Recently, I have been working on a new book called The Cosma Hypothesis. It builds on The Overview Effect, which focuses primarily on our relationship with the Earth in space, and considers our relationship with the universe (Cosma).
Underlying all of this work is the effort to develop a coherent "philosophy of space exploration." At this point, the main breakthrough is to consider this new philosophy to be non-anthropocentric, i.e., aimed at understanding how humans can benefit the universe as well as how the universe can benefit us (the latter being the starting point for most justifications for space exploration and development.)
Slowly but surely, we are beginning to understand that we are part of an ecosystem, which is defined as:
"A community of living organisms in conjunction with the nonliving components of their environment (things like air, water and mineral soil), interacting as a system. These biotic and abiotic components are regarded as linked together through nutrient cycles and energy flows." (Wikipedia)

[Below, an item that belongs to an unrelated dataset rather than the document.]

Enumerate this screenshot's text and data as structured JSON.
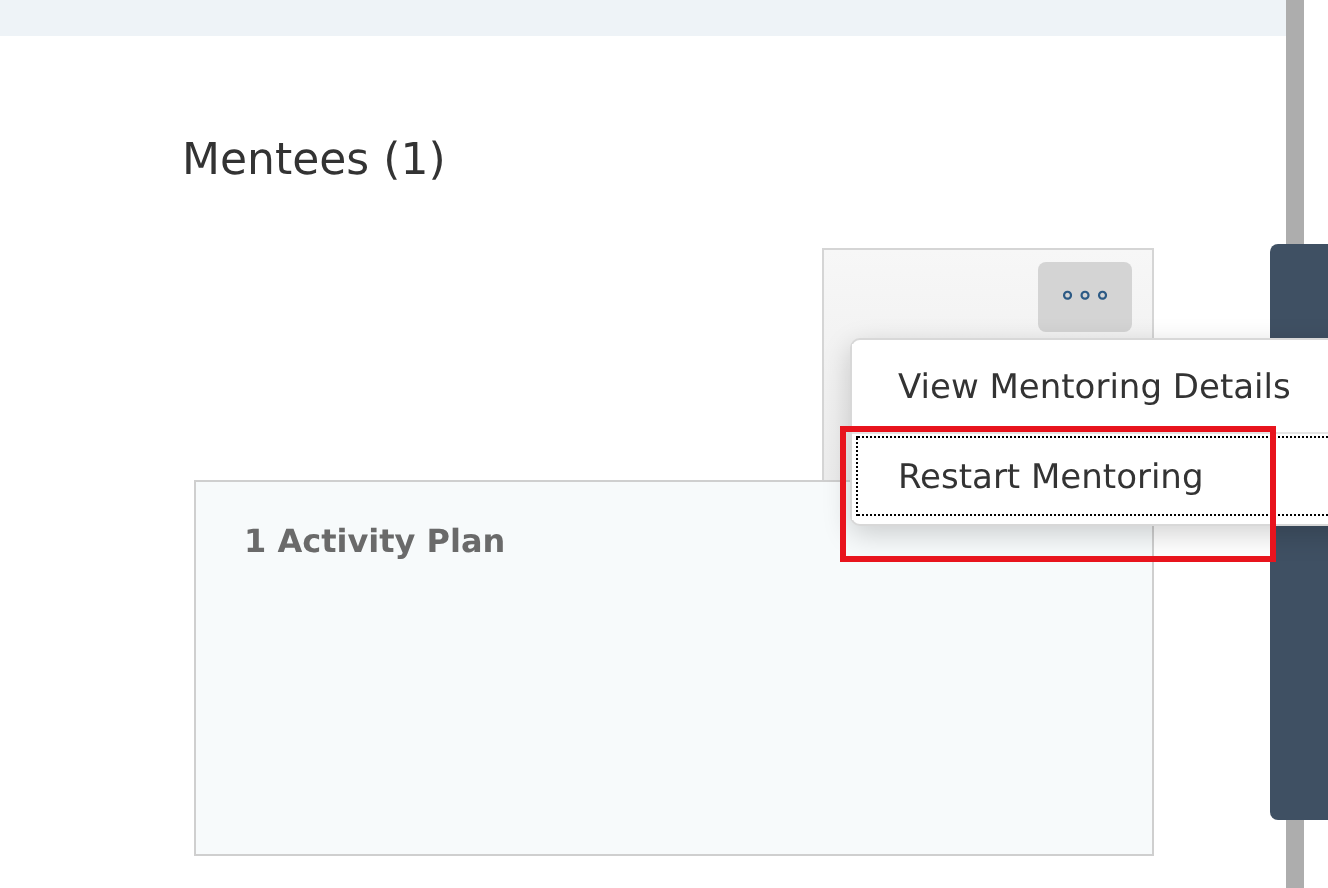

This is a fine definition and it doesn't really need to be changed, but I wonder how our thinking might expand if we thought of ourselves as being part of a "Wecosystem." A wecosystem is really the same thing as an ecosystem, but adding the "w" to it emphasizes that human beings ("we") do not stand apart from it, but are in fact a part of it.
In line with the Cosma Hypothesis, we should also bear in mind that, just because we leave the Earth, it does not mean that we are no longer embedded in a wecosystem. That system may now be somewhat larger and more expansive (a solar system vs. a planet), but our existence continues to be within it and everything we do resonates through it.
(To be continued)